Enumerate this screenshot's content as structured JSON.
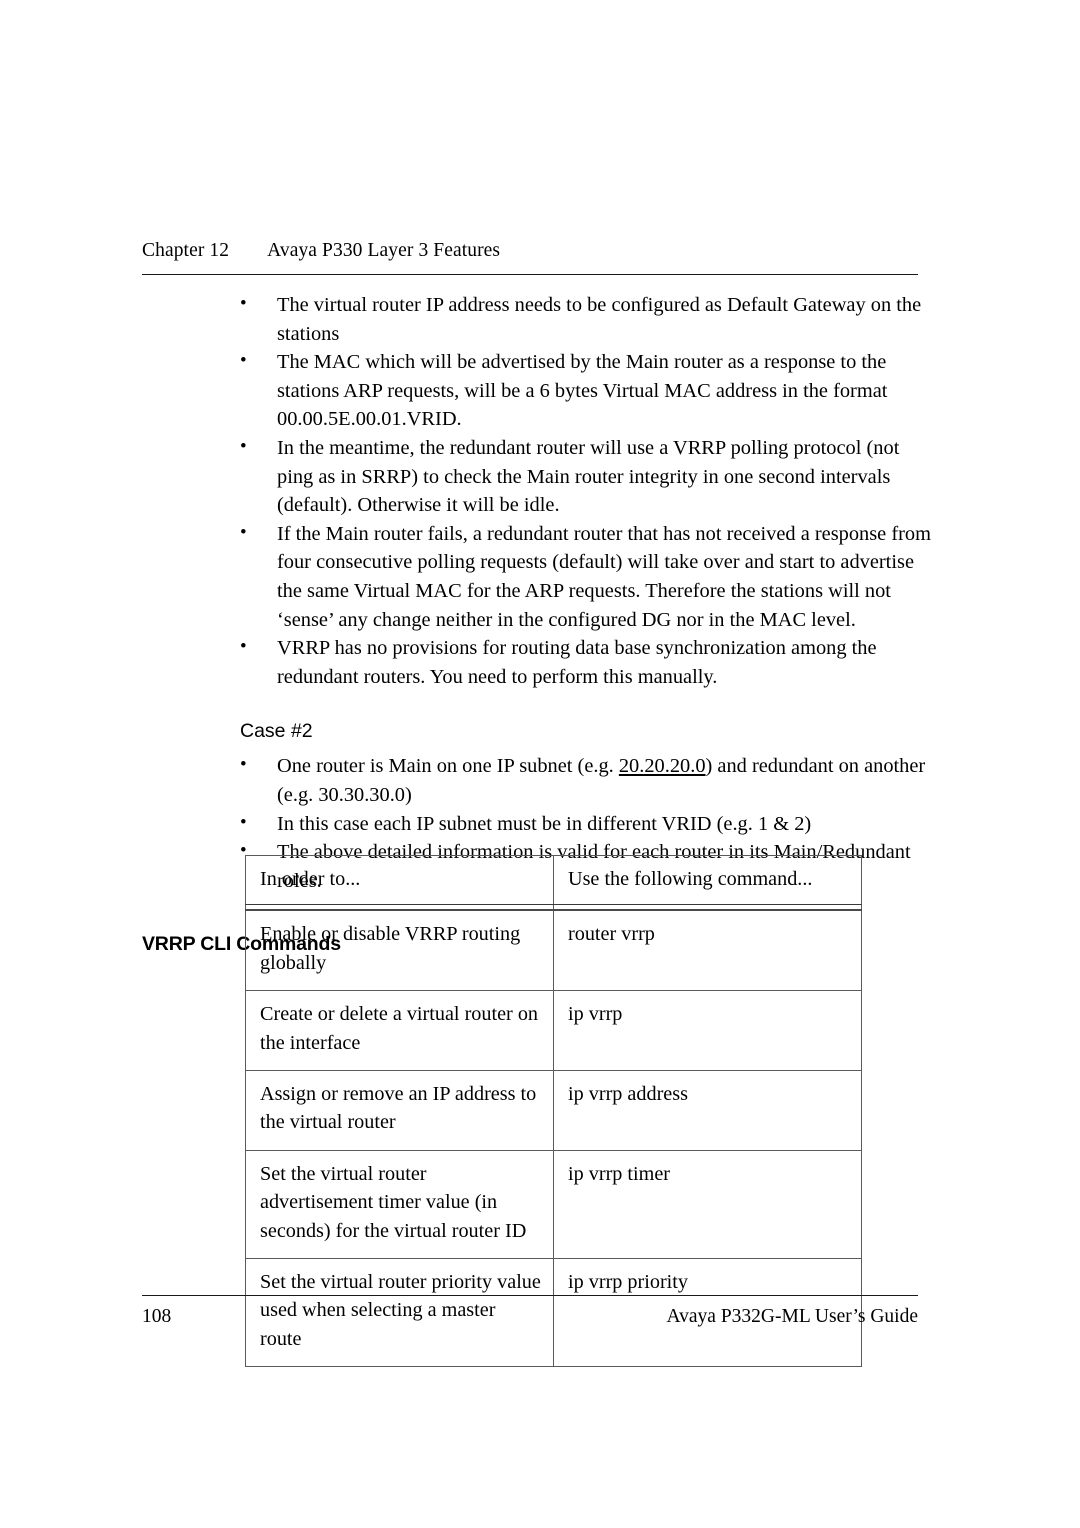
{
  "running_head": {
    "chapter_number": "Chapter 12",
    "chapter_title": "Avaya P330 Layer 3 Features"
  },
  "body": {
    "bullets_group_1": [
      "The virtual router IP address needs to be configured as Default Gateway on the stations",
      "The MAC which will be advertised by the Main router as a response to the stations ARP requests, will be a 6 bytes Virtual MAC address in the format 00.00.5E.00.01.VRID.",
      "In the meantime, the redundant router will use a VRRP polling protocol (not ping as in SRRP) to check the Main router integrity in one second intervals (default). Otherwise it will be idle.",
      "If the Main router fails, a redundant router that has not received a response from four consecutive polling requests (default) will take over and start to advertise the same Virtual MAC for the ARP requests. Therefore the stations will not ‘sense’ any change neither in the configured DG nor in the MAC level.",
      "VRRP has no provisions for routing data base synchronization among the redundant routers. You need to perform this manually."
    ],
    "case_heading": "Case #2",
    "bullets_group_2": {
      "item_1_prefix": "One router is Main on one IP subnet (e.g. ",
      "item_1_underlined": "20.20.20.0",
      "item_1_suffix": ") and redundant on another (e.g. 30.30.30.0)",
      "item_2": "In this case each IP subnet must be in different VRID (e.g. 1 & 2)",
      "item_3": "The above detailed information is valid for each router in its Main/Redundant roles."
    },
    "section_heading": "VRRP CLI Commands"
  },
  "table": {
    "headers": [
      "In order to...",
      "Use the following command..."
    ],
    "rows": [
      [
        "Enable or disable VRRP routing globally",
        "router vrrp"
      ],
      [
        "Create or delete a virtual router on the interface",
        "ip vrrp"
      ],
      [
        "Assign or remove an IP address to the virtual router",
        "ip vrrp address"
      ],
      [
        "Set the virtual router advertisement timer value (in seconds) for the virtual router ID",
        "ip vrrp timer"
      ],
      [
        "Set the virtual router priority value used when selecting a master route",
        "ip vrrp priority"
      ]
    ]
  },
  "footer": {
    "page_number": "108",
    "guide_title": "Avaya P332G-ML User’s Guide"
  }
}
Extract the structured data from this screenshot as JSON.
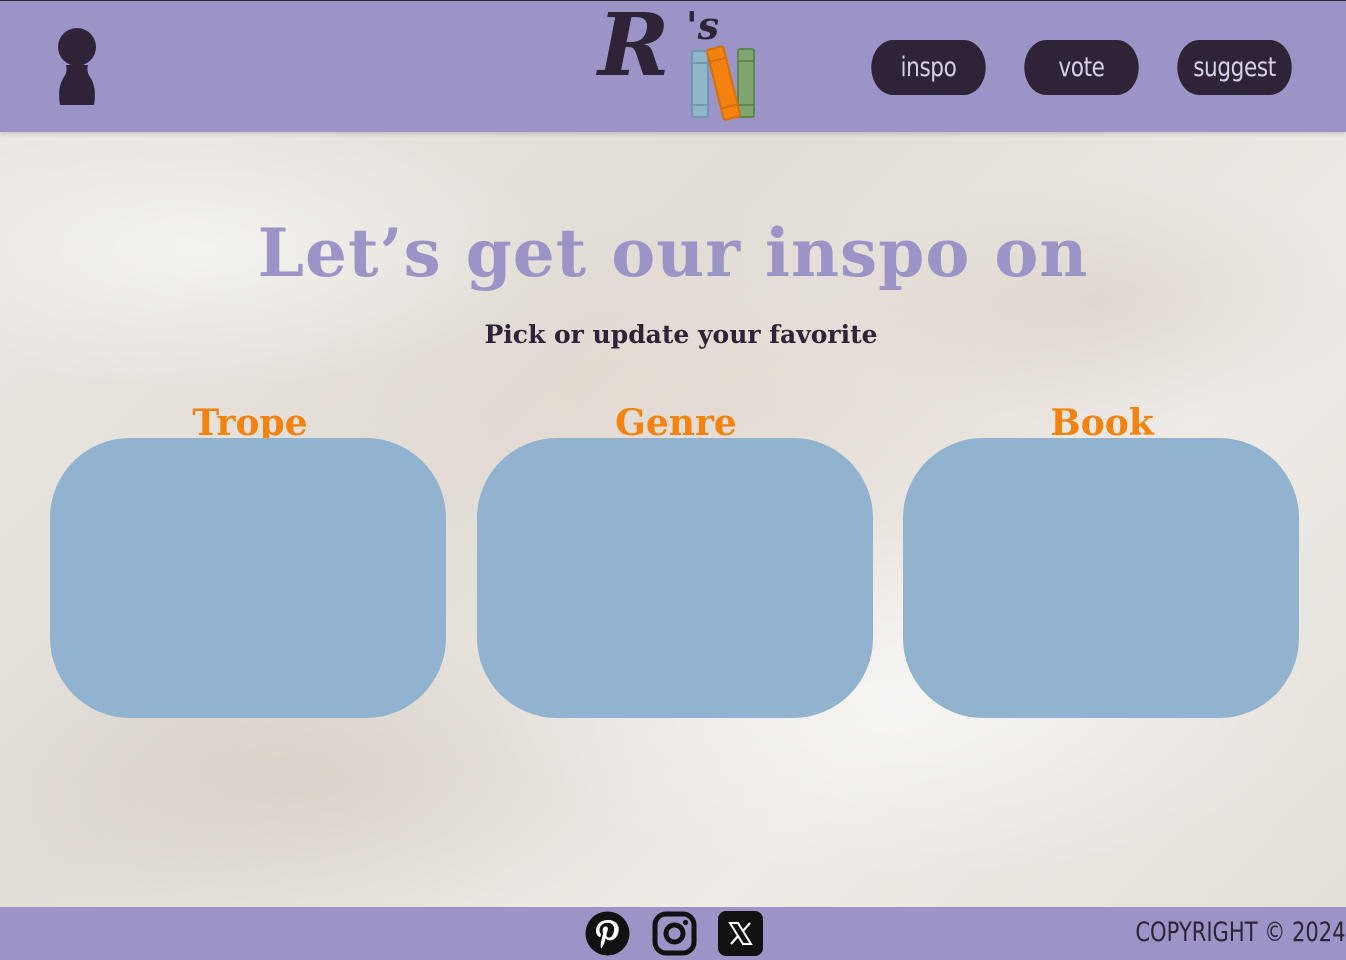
{
  "header": {
    "logo_text": "R",
    "logo_suffix": "'s",
    "nav": [
      {
        "label": "inspo"
      },
      {
        "label": "vote"
      },
      {
        "label": "suggest"
      }
    ]
  },
  "main": {
    "headline": "Let’s get our inspo on",
    "subheading": "Pick or update your favorite",
    "cards": [
      {
        "label": "Trope"
      },
      {
        "label": "Genre"
      },
      {
        "label": "Book"
      }
    ]
  },
  "footer": {
    "social": [
      "pinterest-icon",
      "instagram-icon",
      "x-icon"
    ],
    "copyright": "COPYRIGHT © 2024"
  },
  "colors": {
    "bar": "#9c94c6",
    "dark": "#2f2337",
    "accent": "#f3820f",
    "card": "#91b3cf"
  }
}
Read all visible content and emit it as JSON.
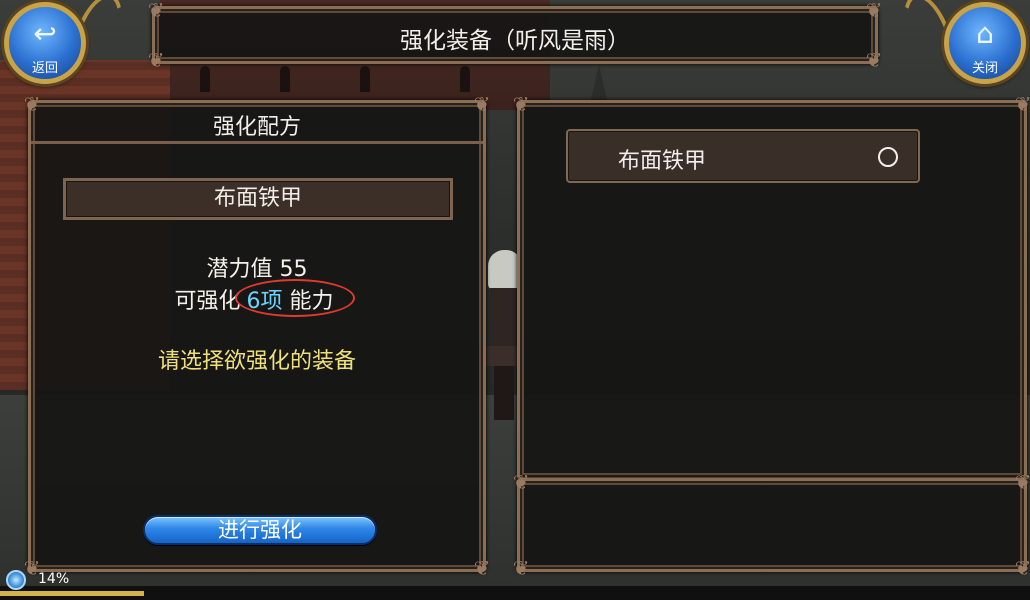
{
  "header": {
    "title": "强化装备（听风是雨）"
  },
  "nav": {
    "back_label": "返回",
    "close_label": "关闭"
  },
  "recipe": {
    "title": "强化配方",
    "selected_item": "布面铁甲",
    "potential_label": "潜力值",
    "potential_value": "55",
    "enhance_prefix": "可强化",
    "enhance_count": "6项",
    "enhance_suffix": "能力",
    "prompt": "请选择欲强化的装备",
    "enhance_button": "进行强化"
  },
  "equipment_list": [
    {
      "name": "布面铁甲",
      "selected": false
    }
  ],
  "status": {
    "progress_percent": 14,
    "progress_text": "14%"
  },
  "colors": {
    "enhance_count": "#6fd3ff",
    "prompt": "#f1e07a",
    "button_blue": "#2d86e6",
    "frame_gold": "#c9a348"
  }
}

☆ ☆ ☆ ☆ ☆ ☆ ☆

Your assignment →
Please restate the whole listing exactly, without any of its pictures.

Solution to this task →
Enumerate this screenshot's content as structured JSON.
{
  "running_head": {
    "chapter_number": "Chapter 12",
    "chapter_title": "Avaya P330 Layer 3 Features"
  },
  "body": {
    "bullets_group_1": [
      "The virtual router IP address needs to be configured as Default Gateway on the stations",
      "The MAC which will be advertised by the Main router as a response to the stations ARP requests, will be a 6 bytes Virtual MAC address in the format 00.00.5E.00.01.VRID.",
      "In the meantime, the redundant router will use a VRRP polling protocol (not ping as in SRRP) to check the Main router integrity in one second intervals (default). Otherwise it will be idle.",
      "If the Main router fails, a redundant router that has not received a response from four consecutive polling requests (default) will take over and start to advertise the same Virtual MAC for the ARP requests. Therefore the stations will not ‘sense’ any change neither in the configured DG nor in the MAC level.",
      "VRRP has no provisions for routing data base synchronization among the redundant routers. You need to perform this manually."
    ],
    "case_heading": "Case #2",
    "bullets_group_2": {
      "item_1_prefix": "One router is Main on one IP subnet (e.g. ",
      "item_1_underlined": "20.20.20.0",
      "item_1_suffix": ") and redundant on another (e.g. 30.30.30.0)",
      "item_2": "In this case each IP subnet must be in different VRID (e.g. 1 & 2)",
      "item_3": "The above detailed information is valid for each router in its Main/Redundant roles."
    },
    "section_heading": "VRRP CLI Commands"
  },
  "table": {
    "headers": [
      "In order to...",
      "Use the following command..."
    ],
    "rows": [
      [
        "Enable or disable VRRP routing globally",
        "router vrrp"
      ],
      [
        "Create or delete a virtual router on the interface",
        "ip vrrp"
      ],
      [
        "Assign or remove an IP address to the virtual router",
        "ip vrrp address"
      ],
      [
        "Set the virtual router advertisement timer value (in seconds) for the virtual router ID",
        "ip vrrp timer"
      ],
      [
        "Set the virtual router priority value used when selecting a master route",
        "ip vrrp priority"
      ]
    ]
  },
  "footer": {
    "page_number": "108",
    "guide_title": "Avaya P332G-ML User’s Guide"
  }
}
Extract the structured data from this screenshot as JSON.
{
  "header": {
    "logo_text": "R",
    "logo_suffix": "'s",
    "nav": [
      {
        "label": "inspo"
      },
      {
        "label": "vote"
      },
      {
        "label": "suggest"
      }
    ]
  },
  "main": {
    "headline": "Let’s get our inspo on",
    "subheading": "Pick or update your favorite",
    "cards": [
      {
        "label": "Trope"
      },
      {
        "label": "Genre"
      },
      {
        "label": "Book"
      }
    ]
  },
  "footer": {
    "social": [
      "pinterest-icon",
      "instagram-icon",
      "x-icon"
    ],
    "copyright": "COPYRIGHT © 2024"
  },
  "colors": {
    "bar": "#9c94c6",
    "dark": "#2f2337",
    "accent": "#f3820f",
    "card": "#91b3cf"
  }
}
Read all visible content and emit it as JSON.
{
  "header": {
    "title": "强化装备（听风是雨）"
  },
  "nav": {
    "back_label": "返回",
    "close_label": "关闭"
  },
  "recipe": {
    "title": "强化配方",
    "selected_item": "布面铁甲",
    "potential_label": "潜力值",
    "potential_value": "55",
    "enhance_prefix": "可强化",
    "enhance_count": "6项",
    "enhance_suffix": "能力",
    "prompt": "请选择欲强化的装备",
    "enhance_button": "进行强化"
  },
  "equipment_list": [
    {
      "name": "布面铁甲",
      "selected": false
    }
  ],
  "status": {
    "progress_percent": 14,
    "progress_text": "14%"
  },
  "colors": {
    "enhance_count": "#6fd3ff",
    "prompt": "#f1e07a",
    "button_blue": "#2d86e6",
    "frame_gold": "#c9a348"
  }
}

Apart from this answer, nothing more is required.